▶ [Your goal]: Give every line from the entries that contains "text".

▶ [Records for this task]:
:::::
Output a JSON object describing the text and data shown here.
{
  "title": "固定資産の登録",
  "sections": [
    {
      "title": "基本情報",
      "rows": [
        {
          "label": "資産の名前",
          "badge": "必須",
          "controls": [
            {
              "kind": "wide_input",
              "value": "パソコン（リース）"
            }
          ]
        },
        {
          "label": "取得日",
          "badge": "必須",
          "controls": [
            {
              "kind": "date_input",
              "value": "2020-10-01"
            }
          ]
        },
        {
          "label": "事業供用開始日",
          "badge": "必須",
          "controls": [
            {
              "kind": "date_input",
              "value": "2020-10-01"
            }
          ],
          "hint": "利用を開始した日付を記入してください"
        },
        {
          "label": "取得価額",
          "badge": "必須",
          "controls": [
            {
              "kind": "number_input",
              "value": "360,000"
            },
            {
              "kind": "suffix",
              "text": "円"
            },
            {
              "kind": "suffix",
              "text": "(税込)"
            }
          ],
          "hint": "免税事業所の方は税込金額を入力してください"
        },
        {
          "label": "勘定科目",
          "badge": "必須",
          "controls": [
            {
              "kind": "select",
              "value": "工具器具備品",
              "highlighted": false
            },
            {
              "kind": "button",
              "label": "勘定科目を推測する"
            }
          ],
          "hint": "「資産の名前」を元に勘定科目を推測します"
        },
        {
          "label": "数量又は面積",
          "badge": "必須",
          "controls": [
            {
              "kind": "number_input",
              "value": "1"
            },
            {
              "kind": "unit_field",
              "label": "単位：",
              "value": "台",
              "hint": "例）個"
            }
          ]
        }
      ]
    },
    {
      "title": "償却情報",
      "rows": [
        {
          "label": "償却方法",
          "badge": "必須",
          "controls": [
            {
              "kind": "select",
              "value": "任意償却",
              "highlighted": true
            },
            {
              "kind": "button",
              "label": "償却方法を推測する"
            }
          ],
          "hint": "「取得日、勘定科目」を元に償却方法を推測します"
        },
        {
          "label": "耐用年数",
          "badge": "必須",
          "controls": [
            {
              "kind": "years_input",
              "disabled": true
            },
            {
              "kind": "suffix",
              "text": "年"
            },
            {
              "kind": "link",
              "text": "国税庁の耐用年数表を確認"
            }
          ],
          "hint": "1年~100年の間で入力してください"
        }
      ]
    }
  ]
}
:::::
▶ [Answer to this task]:
Output a JSON object describing the text and data shown here.
              "text": "円"
              "text": "(税込)"
              "text": "年"
              "text": "国税庁の耐用年数表を確認"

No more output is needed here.